Stocks initially reacted sharply, with the Dow dropping 140 points or so. Bonds rallied back to near-unchanged and commodities erased the early gains. But then stocks started to rally again. This is nonsensical. The odds of something productive coming out of the summit, which is now more critical than ever, just dropped substantially (to be sure, there may well be some cheerful talk, but the probability of getting the Dutch and Finns to go along even with a pro forma announcement has got to be lower today than it was yesterday). S&P just told Europe that if they want to save the periphery, they do so at the peril of their sovereign ratings and the ratings of their corporations as well (since a corporation cannot have a rating above that of the sovereign).

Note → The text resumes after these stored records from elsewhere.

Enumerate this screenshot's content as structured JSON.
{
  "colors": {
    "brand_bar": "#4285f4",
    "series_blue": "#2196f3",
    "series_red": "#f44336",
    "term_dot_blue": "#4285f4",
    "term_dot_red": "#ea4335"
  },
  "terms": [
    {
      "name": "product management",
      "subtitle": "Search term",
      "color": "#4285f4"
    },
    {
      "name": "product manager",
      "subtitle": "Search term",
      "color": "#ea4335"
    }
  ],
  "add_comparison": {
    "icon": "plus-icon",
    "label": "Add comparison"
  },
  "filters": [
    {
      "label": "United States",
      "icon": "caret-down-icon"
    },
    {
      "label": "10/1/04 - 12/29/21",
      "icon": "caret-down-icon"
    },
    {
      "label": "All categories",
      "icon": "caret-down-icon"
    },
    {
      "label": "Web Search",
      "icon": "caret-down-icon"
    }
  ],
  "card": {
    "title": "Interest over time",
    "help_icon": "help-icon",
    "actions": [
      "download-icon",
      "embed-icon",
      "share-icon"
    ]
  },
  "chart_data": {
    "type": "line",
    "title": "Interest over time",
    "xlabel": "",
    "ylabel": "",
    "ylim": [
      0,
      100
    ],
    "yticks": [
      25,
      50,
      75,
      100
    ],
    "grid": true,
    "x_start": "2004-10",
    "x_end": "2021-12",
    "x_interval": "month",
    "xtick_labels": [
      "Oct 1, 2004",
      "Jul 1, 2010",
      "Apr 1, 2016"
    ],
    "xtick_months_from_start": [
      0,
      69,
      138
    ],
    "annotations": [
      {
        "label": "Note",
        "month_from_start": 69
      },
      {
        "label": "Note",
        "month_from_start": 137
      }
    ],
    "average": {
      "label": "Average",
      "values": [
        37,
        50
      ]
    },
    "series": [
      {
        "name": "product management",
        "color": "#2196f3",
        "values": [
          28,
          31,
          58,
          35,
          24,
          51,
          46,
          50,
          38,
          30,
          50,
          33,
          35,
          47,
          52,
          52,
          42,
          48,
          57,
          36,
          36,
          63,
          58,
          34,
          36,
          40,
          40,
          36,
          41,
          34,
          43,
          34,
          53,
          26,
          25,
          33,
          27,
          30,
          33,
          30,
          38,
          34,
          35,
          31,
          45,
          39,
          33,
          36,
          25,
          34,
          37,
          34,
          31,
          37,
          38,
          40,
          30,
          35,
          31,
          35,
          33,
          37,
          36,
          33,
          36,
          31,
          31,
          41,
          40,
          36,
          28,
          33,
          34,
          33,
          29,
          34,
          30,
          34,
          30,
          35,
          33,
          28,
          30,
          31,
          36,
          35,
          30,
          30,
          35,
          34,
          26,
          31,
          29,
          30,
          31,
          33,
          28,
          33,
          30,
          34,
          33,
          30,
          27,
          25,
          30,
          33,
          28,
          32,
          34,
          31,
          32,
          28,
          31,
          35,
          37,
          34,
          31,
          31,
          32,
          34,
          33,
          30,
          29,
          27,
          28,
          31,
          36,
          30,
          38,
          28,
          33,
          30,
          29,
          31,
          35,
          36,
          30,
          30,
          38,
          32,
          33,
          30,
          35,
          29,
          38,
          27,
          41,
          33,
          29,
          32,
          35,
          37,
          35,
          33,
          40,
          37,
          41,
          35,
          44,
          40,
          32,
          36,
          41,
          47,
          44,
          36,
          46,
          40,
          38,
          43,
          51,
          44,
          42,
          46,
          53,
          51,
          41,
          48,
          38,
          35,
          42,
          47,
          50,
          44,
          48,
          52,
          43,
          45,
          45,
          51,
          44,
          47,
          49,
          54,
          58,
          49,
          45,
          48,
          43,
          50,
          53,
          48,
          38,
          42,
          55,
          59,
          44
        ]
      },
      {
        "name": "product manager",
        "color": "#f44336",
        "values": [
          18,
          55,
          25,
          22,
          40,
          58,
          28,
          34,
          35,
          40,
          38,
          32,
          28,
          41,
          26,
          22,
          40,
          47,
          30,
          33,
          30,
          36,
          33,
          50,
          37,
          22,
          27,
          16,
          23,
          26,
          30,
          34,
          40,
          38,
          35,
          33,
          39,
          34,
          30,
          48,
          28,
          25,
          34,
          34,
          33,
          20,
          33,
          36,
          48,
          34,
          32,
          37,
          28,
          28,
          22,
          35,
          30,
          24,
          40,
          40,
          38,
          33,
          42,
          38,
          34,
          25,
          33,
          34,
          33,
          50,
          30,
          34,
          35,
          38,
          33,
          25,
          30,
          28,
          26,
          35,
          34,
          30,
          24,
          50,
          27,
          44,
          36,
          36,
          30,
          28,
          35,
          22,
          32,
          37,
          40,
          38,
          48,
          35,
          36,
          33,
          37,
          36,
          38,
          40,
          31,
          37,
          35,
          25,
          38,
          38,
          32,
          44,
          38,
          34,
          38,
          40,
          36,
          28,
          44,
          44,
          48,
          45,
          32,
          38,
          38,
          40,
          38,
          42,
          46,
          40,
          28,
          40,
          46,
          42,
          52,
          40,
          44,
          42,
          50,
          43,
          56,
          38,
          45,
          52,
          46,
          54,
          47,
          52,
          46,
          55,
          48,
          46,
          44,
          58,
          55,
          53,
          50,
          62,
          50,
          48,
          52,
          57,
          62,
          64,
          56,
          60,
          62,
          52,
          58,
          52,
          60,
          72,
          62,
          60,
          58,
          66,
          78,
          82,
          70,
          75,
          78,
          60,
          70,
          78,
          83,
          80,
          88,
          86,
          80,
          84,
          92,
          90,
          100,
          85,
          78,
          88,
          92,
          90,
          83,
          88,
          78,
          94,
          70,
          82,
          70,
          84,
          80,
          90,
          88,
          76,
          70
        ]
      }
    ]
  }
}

But the market is illiquid, and that means it is likely to keep on going until the eventual outcome is so obviously bearish that fund managers are willing to take some tracking error on the chance that the market might break before year-end. I know that if I was compensated on the basis of my relative performance I personally wouldn’t want to be very far from my benchmark on December 9th. However, if the next zig-zag becomes obvious that day, it will be hard to change positions very quickly in an illiquid market. I suppose the thing I’m really sure about is that I wouldn’t want to be short gamma!

Advertisements
Categories: Economy, Europe, Politics
  1. onebir
    December 6, 2011 at 2:30 am

    Is there any reason to think the new fiscal monitoring proposals might work better than then old Stability and Growth Pact, which was supposed to prevent the existing mess?

    Does the sovereign rating forming the ceiling for corporate credit ratings make sense any more? Seems to me multinationals in particular might not be particularly affected by defaults or their (nominal) sovereigns…

    • December 6, 2011 at 8:26 am

      Interesting point about corporate credit ratings!

  2. usikpa
    December 6, 2011 at 7:33 am

    This market is headed for the slaughter. What magic are they expecting on Thursday from Mr. Draghi?

    Word has it, the US economic indicators will show low numbers in February and April. Will have fun next year?

  1. No trackbacks yet.

Leave a Reply

Fill in your details below or click an icon to log in:

WordPress.com Logo

You are commenting using your WordPress.com account. Log Out / Change )

Twitter picture

You are commenting using your Twitter account. Log Out / Change )

Facebook photo

You are commenting using your Facebook account. Log Out / Change )

Google+ photo

You are commenting using your Google+ account. Log Out / Change )

Connecting to %s

%d bloggers like this: